Barriers and Breakthroughs
Posted on November 2, 2020 by VMMissions Staff
Now in their sixteenth year of service as a family in South Asia, Anne shares about this latest season of COVID-19.
By Anne (not her real name)
This latest season of COVID-19 has been a time of very visible limitations. For months, the majority of the population of our country did not leave their homes unless absolutely necessary. Many activities such as visiting local believers, getting to know our neighbors, and enjoying worship times with others all halted, just like most of the world. All these limitations have pushed us to wonder what God is up to. Was God still moving?
In the major city in South Asia where James and Anne live, the skyline changes as millions gather for an annual Muslim festival. Photo by Carol Tobin
In our country of over a hundred million Muslims, the few thousand believers are often the only believer in their town and have no church to meet with. Invisible walls of distance separate them from the church community. Due to COVID-19, our house church reluctantly switched to Zoom meetings. But to our surprise, attendance increased!
Local members of our church invited isolated believers from around the country, and our church participation tripled. A new believer named Sohel lives in an area where there is no church. Working in a garment factory, he only has one day off a week. Connecting on Zoom has enabled him to take part.
In a lot of churches there is a clear wall between minister and laity; the minister leads the service, and the rest listen. The Spirit seems to be breaking down this wall for us as well, as our church members have taken turns to preach, lead, or share their testimonies. One week, Sohel shared his testimony, and afterwards three believers spoke up with words of affirmation and encouragement to their new brother. We hope this taste of fellowship will be so sweet that Sohel will search for fellowship and grow in boldness to share with his Muslim wife and coworkers. May Sohel plant a church in his neighborhood. That is our prayer.

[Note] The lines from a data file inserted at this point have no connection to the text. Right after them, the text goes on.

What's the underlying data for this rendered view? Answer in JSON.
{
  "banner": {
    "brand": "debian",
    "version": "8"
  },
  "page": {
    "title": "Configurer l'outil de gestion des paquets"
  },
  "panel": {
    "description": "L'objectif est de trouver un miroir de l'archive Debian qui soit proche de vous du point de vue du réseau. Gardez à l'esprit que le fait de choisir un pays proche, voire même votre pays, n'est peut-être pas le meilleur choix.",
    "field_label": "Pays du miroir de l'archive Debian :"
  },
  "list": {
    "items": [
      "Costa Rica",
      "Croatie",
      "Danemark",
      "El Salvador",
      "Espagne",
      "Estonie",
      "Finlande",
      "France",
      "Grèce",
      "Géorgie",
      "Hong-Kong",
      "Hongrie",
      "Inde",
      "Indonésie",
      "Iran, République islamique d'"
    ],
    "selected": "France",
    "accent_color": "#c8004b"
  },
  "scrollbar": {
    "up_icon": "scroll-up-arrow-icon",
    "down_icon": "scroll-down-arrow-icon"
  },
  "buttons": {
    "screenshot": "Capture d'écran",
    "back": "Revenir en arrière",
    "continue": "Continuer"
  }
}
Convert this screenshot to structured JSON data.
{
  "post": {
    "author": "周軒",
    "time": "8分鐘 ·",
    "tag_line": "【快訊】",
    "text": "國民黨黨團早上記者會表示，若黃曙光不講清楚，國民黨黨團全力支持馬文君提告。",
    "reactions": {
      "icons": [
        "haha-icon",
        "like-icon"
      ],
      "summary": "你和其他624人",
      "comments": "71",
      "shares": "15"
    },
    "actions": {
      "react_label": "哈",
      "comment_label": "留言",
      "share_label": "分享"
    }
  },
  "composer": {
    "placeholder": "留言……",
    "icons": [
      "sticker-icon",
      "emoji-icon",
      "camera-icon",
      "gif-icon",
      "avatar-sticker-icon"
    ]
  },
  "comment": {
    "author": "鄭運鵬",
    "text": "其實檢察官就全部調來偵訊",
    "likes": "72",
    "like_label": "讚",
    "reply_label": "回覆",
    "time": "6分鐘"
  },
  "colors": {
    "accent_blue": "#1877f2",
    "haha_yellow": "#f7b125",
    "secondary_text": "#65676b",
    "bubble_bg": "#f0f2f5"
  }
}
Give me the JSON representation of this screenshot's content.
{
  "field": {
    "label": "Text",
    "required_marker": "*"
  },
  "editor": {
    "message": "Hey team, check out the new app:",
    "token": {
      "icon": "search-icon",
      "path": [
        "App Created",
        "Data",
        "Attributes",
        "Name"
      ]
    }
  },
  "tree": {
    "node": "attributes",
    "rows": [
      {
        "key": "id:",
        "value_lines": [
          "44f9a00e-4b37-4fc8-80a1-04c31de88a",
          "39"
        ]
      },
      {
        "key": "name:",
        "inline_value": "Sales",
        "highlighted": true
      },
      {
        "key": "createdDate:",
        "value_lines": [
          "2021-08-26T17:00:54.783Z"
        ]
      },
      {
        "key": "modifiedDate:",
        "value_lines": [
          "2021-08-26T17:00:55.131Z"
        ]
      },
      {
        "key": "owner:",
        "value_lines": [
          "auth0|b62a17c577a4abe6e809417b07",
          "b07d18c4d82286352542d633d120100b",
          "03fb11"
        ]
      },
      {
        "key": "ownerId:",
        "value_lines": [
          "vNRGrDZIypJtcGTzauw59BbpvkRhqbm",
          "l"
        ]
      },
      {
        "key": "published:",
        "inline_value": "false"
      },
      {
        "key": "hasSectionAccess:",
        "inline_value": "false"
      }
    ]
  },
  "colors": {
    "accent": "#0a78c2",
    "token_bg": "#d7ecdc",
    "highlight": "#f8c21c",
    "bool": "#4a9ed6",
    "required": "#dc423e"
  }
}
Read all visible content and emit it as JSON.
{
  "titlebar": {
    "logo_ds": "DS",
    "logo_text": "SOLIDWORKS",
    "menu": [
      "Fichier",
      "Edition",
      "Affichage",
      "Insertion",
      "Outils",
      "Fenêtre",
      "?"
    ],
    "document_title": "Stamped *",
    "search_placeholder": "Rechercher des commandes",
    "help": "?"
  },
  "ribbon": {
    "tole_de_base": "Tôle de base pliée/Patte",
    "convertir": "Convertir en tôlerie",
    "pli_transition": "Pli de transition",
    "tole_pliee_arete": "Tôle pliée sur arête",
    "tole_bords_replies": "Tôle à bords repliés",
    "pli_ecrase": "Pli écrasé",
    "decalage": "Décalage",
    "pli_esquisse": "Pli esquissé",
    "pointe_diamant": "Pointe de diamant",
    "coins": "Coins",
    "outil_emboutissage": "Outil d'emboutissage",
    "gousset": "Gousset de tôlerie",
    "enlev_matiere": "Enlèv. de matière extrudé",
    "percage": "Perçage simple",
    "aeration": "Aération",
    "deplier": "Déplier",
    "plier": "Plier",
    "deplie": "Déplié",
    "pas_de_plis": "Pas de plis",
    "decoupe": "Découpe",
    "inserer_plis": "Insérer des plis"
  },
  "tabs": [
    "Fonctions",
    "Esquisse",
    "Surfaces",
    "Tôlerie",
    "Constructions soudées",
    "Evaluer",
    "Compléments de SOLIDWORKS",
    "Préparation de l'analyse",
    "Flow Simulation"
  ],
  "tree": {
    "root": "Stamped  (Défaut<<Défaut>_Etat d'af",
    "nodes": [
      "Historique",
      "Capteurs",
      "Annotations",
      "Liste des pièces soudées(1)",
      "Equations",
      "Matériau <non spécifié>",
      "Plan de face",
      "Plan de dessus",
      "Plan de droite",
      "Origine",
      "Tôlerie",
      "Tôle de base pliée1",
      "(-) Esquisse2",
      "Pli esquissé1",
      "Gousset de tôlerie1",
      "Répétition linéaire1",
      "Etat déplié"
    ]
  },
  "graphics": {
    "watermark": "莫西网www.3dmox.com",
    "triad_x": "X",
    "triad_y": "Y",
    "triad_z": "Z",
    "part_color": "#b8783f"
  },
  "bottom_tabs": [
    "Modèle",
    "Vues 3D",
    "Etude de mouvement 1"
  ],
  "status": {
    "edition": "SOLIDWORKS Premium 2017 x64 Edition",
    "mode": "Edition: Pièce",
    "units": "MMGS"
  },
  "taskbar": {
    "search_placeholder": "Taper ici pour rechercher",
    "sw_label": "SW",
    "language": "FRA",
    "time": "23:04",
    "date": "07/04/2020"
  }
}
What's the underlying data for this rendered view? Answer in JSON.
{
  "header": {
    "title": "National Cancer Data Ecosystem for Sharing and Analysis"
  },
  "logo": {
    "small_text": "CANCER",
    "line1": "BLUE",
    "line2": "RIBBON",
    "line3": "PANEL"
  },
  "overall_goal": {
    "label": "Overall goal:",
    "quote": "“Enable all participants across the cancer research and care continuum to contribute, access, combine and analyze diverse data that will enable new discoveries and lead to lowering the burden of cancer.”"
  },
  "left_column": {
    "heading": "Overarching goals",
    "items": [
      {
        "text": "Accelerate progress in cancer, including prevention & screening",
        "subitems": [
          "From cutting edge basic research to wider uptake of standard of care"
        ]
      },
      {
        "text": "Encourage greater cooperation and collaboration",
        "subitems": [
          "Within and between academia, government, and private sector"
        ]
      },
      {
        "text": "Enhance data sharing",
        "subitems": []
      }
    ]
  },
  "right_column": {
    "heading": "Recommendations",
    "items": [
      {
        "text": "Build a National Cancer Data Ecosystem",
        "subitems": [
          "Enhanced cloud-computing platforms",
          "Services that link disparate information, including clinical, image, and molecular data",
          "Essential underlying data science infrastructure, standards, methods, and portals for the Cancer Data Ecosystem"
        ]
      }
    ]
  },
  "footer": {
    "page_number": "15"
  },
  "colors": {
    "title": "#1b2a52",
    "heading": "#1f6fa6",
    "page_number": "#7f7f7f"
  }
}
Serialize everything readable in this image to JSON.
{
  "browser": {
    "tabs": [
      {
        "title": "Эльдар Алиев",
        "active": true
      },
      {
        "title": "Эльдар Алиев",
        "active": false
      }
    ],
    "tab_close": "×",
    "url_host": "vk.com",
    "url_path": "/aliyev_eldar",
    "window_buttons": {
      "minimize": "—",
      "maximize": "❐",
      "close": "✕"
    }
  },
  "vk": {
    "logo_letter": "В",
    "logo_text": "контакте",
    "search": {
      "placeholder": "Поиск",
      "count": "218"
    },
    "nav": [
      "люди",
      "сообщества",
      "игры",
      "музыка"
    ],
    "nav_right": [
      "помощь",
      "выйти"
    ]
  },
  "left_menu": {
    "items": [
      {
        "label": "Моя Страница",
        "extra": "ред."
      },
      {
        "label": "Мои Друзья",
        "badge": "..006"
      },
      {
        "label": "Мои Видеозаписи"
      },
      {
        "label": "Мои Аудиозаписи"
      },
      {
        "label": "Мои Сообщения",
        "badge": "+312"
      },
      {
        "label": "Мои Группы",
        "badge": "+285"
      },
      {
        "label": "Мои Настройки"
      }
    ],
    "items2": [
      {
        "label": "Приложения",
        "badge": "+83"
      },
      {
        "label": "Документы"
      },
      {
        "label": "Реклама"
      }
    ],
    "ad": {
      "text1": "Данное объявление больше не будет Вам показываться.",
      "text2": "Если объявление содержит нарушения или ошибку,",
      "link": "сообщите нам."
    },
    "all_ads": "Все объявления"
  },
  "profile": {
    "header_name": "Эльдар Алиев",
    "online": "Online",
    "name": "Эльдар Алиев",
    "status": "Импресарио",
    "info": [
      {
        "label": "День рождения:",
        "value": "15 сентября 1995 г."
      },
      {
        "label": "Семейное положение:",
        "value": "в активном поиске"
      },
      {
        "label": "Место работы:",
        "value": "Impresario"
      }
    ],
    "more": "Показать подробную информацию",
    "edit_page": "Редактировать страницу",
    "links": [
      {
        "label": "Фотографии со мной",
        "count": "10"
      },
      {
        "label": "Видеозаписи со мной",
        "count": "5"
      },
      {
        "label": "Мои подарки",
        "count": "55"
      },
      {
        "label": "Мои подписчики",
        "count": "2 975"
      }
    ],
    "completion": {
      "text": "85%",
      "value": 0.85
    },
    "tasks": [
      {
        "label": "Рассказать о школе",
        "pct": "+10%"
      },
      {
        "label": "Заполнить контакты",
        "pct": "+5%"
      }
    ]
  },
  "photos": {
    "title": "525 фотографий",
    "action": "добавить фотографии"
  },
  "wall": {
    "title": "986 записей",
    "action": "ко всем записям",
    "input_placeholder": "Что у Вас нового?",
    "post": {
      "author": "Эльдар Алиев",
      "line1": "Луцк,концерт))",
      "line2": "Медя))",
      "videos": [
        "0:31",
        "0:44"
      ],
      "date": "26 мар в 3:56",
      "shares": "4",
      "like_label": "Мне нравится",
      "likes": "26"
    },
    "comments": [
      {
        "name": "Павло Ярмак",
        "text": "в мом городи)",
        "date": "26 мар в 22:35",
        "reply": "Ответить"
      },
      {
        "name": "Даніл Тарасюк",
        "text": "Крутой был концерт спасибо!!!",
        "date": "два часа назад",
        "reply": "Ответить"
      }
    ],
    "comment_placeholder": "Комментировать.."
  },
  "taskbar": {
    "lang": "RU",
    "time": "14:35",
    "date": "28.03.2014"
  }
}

The walls that separate the unreached in our country from the gospel are subtle but strong: ignorance, poverty, lack of education and access to knowledge, community pressure, seclusion of women. Due to COVID-19, media use has boomed in this country. So it’s exciting that the media company that James works with is in the forefront of helping to provide gospel access for this huge unreached people group. We are seeing these barriers of access broken down as online seekers like Sohel are being connected via social media and websites both with the Word and with volunteer local mentors who can share the gospel with them.
This pandemic time has been a rich one for intercessory prayer. I pray regularly for families serving outside the capital who have very little emotional and spiritual support. It’s been a joy to catch God’s heart for these families and to pray accordingly. I have rejoiced from my prayer balcony of news about witnessing and discipleship opportunities, and healings. Recently, I was praying for a local team ministering in one of the most densely-packed refugee camps in the world. Who would have imagined that during COVID-19 these believers would be brave enough to pray for the sick in that place? That day, the Lord moved. A lady who came for prayer with a sore ankle had an encounter with the Lord that led to her forgiving her enemies. Beyond that, the Lord is leading those who came for prayer to make steps towards baptism! Surely nothing can limit our Lord.
We also carry a prayer burden for young believers to be positioned for meaningful work. James has spent years working to pass on his particular computer and media skills to a handful of young believers. Now these not-so-young men have started an on-line training program for a rising set of young people who likewise need to be given skills and vision for work as witness.
This is a hard article to write because, though we are celebrating what God has done, we are also grieving. Life has been far from victorious. As believers it is possible to grieve and rejoice at the same time. To do one without the other feels like a lie. In recent weeks, James was called upon to help with music at a memorial service of a 15-year-old believer who committed suicide—a kid who had participated in our last youth conference. Then just days ago, we said tearful goodbyes to our previous teammates who had to leave the country due to security clearances being denied. Likewise, other co-workers are now being forced to leave. Multiple friends of ours have been hassled rudely by police and asked for bribes. We grieve with our local friends who just buried their father after his untimely death from COVID-19. We grieve but we are not without hope; the Lord Jesus will return and wipe all these tears.
We take to heart Paul’s words in Romans 10:2, which fit the people group we live among so well. “They are zealous for God, but their zeal is not based on knowledge.” We resonate with the words that follow in 10:14. “How can they hear without someone preaching to them?” For that reason, we continue to serve and continue to look for the walls to come down.
Anne serves with her husband James (names changed due to security concerns) and three children in a major South Asian city, in partnership with Pioneers.